Scotch-Irish-L ArchivesArchiver > Scotch-Irish > 1997-11 > 0878747806
From: "WILLIAM JOHN SHEPHERD, SR." <>
Subject: This Day In Scottish History
Date: Wed, 05 Nov 1997 11:36:46 -0500 (EST)
5 November 1605 - GUNPOWDER PLOT Exposed - Following the Protestant
Reformation in England, Roman Catholics were not unnaturally suspected as
agents working against the new order. Accordingly, many acts and restrictions
against them were introduced and guilty and innocent suffered alike. Before
ascending to the English throne in 1603, which was left vacant by the childless
Elizabeth I, King James VI of Scotland promised relief to English Catholics.
This was no doubt induced by his desire to appease various elements which might
oppose his succession and probably reflected the delicate nature of his
relationship with Scottish Catholics who were still strong in many parts of the
After arriving in England and realizing how weak the Catholic
element was in actuality, James VI of Scotland, now also known as James I of
England, went back on his word. Not only was relief to Catholics not
forthcoming, but in many instances, the persecution increased. This incensed
a group of English Catholic gentlemen, some thirteen in number, who were led by
Robert Catesby and Guy Fawkes, to take drastic action. Most of them had seen
military service in the Dutch wars as members of the Spanish army and were
largely influenced by Jesuit teaching. Organized in 1604, they arranged by
November of 1605 to tunnel underneath the Parliament building at Westminister
to plant kegs of gunpowder in order to blow King and parliament to kingdom
At the last minute, one of the conspirators revealed the plot to the
authorities. It is unclear whether he lost his nerve or had been a government

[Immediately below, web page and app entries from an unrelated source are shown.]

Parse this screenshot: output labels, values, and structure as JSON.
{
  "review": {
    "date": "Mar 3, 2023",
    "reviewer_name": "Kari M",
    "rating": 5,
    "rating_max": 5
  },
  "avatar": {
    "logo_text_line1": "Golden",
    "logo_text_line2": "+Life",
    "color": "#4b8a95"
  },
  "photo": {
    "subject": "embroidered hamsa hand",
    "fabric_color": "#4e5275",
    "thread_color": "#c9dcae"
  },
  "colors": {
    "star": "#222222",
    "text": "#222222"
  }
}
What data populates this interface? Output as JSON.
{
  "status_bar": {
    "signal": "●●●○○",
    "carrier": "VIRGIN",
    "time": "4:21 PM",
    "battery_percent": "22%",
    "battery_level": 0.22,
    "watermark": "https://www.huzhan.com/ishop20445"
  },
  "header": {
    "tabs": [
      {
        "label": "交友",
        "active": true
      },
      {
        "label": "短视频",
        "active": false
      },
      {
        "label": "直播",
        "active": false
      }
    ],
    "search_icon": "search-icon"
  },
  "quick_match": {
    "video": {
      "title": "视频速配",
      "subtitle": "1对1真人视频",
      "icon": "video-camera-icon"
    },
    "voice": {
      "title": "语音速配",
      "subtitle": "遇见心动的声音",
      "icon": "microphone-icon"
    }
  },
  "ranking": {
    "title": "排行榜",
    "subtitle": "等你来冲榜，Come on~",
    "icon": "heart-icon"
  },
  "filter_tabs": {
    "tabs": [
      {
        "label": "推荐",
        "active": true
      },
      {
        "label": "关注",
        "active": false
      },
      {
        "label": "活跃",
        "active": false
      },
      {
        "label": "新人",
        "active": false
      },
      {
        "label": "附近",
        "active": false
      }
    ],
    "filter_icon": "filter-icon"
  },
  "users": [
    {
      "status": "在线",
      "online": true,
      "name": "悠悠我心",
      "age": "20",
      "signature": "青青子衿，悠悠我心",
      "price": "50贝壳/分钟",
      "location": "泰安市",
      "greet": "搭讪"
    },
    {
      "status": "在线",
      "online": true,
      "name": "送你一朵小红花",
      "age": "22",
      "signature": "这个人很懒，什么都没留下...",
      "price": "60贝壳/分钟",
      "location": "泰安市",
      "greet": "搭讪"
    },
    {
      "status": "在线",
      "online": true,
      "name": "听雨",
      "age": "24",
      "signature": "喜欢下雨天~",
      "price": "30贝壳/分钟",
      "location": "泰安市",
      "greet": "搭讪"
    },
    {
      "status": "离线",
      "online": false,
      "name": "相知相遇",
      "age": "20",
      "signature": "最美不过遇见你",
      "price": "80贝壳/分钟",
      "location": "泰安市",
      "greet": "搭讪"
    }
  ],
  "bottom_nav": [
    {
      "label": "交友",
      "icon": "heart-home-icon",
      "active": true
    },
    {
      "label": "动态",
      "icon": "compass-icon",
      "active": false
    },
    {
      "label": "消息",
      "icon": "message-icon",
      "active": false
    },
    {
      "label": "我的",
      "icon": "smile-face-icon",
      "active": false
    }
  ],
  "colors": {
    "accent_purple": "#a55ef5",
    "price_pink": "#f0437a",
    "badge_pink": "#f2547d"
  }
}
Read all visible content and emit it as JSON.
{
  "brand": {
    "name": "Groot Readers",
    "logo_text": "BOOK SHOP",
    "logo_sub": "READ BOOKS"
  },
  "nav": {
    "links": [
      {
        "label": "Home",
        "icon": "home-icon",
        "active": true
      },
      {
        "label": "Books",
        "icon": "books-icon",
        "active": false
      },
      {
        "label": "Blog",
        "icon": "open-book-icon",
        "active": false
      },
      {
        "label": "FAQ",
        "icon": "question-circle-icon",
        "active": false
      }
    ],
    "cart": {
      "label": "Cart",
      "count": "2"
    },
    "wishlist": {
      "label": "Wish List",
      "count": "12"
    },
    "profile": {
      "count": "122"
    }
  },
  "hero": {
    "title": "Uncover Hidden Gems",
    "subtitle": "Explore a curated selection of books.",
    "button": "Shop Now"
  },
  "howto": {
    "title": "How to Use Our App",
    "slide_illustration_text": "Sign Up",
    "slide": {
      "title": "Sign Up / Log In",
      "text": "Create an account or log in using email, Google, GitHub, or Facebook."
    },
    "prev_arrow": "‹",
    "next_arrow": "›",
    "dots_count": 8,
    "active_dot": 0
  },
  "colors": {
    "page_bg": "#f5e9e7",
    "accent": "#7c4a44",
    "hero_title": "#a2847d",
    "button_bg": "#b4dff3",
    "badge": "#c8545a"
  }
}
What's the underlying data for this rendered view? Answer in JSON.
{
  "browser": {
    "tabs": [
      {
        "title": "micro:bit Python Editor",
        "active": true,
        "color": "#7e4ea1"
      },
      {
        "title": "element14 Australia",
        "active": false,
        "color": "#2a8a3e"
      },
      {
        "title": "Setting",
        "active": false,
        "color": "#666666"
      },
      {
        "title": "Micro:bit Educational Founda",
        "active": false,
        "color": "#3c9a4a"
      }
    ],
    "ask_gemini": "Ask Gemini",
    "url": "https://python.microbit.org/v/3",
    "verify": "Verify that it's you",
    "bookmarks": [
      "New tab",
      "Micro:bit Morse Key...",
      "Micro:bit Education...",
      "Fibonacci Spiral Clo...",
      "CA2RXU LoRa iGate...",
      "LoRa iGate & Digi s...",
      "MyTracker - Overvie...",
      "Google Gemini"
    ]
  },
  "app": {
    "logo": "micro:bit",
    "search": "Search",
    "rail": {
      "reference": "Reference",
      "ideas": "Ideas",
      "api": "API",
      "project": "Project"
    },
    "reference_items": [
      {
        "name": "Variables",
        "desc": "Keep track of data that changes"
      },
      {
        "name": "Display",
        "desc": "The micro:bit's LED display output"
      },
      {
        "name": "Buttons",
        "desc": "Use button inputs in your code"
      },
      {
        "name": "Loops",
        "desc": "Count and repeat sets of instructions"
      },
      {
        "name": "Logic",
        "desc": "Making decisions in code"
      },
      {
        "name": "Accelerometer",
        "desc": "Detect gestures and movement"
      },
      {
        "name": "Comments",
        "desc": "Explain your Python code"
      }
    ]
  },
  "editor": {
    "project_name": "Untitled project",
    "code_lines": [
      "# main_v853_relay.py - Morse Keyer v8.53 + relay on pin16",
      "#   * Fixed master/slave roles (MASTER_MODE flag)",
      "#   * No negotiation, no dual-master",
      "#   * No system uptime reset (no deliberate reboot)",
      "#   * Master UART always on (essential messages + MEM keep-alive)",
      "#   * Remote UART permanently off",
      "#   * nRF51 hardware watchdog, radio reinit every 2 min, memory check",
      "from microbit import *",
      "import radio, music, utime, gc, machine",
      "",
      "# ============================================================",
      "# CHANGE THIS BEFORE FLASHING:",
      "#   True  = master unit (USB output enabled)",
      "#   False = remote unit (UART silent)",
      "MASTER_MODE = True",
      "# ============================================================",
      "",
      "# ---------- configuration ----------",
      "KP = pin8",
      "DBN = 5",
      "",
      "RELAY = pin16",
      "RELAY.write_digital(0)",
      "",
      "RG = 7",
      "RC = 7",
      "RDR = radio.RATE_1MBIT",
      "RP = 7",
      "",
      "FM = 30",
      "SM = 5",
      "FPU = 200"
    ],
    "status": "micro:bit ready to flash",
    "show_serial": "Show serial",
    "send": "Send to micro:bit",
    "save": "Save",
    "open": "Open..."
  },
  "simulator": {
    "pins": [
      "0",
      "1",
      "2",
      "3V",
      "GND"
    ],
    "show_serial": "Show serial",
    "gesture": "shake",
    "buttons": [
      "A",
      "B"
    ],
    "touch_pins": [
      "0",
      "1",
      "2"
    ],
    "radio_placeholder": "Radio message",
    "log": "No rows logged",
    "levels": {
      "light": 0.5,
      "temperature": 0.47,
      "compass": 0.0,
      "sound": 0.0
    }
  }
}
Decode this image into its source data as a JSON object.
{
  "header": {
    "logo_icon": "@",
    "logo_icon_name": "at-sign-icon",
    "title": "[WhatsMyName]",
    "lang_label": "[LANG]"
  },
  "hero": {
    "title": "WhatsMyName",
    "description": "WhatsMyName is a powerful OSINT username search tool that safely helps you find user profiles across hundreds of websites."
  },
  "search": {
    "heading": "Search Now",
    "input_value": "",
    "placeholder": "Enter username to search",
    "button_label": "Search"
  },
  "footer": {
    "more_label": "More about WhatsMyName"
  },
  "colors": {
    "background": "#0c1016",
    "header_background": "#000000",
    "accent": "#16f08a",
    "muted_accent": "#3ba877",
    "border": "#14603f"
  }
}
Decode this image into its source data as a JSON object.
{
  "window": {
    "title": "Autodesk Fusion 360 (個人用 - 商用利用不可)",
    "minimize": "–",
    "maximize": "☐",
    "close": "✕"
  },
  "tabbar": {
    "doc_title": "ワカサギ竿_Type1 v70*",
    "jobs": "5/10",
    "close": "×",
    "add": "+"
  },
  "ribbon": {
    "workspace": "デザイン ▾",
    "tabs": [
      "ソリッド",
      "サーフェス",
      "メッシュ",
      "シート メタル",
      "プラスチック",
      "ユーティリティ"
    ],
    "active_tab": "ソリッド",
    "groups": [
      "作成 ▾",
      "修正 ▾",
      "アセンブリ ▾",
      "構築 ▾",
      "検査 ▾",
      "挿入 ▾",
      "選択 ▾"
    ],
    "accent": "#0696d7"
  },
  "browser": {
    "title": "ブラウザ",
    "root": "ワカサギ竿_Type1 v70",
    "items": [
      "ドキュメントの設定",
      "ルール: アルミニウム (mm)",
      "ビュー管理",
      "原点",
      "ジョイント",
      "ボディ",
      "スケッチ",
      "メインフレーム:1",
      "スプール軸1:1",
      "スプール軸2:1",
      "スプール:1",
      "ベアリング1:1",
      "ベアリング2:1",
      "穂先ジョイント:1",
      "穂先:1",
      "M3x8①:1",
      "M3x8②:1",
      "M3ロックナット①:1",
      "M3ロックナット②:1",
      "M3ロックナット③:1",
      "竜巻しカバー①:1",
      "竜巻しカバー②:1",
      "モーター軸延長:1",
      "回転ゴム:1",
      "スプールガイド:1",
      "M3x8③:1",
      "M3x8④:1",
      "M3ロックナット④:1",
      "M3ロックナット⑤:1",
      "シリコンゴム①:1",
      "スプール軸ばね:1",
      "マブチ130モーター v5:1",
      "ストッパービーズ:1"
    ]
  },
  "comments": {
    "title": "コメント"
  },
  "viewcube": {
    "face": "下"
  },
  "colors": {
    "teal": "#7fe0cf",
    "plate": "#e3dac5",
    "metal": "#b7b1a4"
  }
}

agent all along. Whatever his motivation, a frantic search of the building
uncovered the gunpowder and the conspirators sought to make their escape.
They attempted an epic flight to reach Wales but only made it as far as
Worcestershire when, in a supreme act of poetic justice, their gunpowder
store exploded, wounding many of them. This devastating event seemed to be
an act of God's judgement against them, yet they decided to sell their lives
dearly to the English troops which soon confronted them. They defended
themselves bravely against heavy odds but four of them, including Catesby,
were killed and the rest wounded and captured. After an almost endless series
of examiniation, the survivors were put on trial on 27 January 1606 and
executed for treason on 31 January 1606.
This was probably the most severe blow suffered by English Catholics
between the reigns of Bloody Mary (1553-1558) and James VII and II (1685-1688).
Even the most extreme rhetoric of the threat posed by Roman Catholicism
appeared to be confirmed to the English public and anti-Catholic passion
remained a determining factor in the subsequent history of the Stuart monarchy.
5 November 1787 - Sir JOHN RICHARDSON, Arctic explorer and writer on
several natural sciences, born in Dumfries.
SOURCES: John Wilson McCoy, George Macaulay Trevelyan, and the CATHOLIC
|This Day In Scottish History by "WILLIAM JOHN SHEPHERD, SR." <>|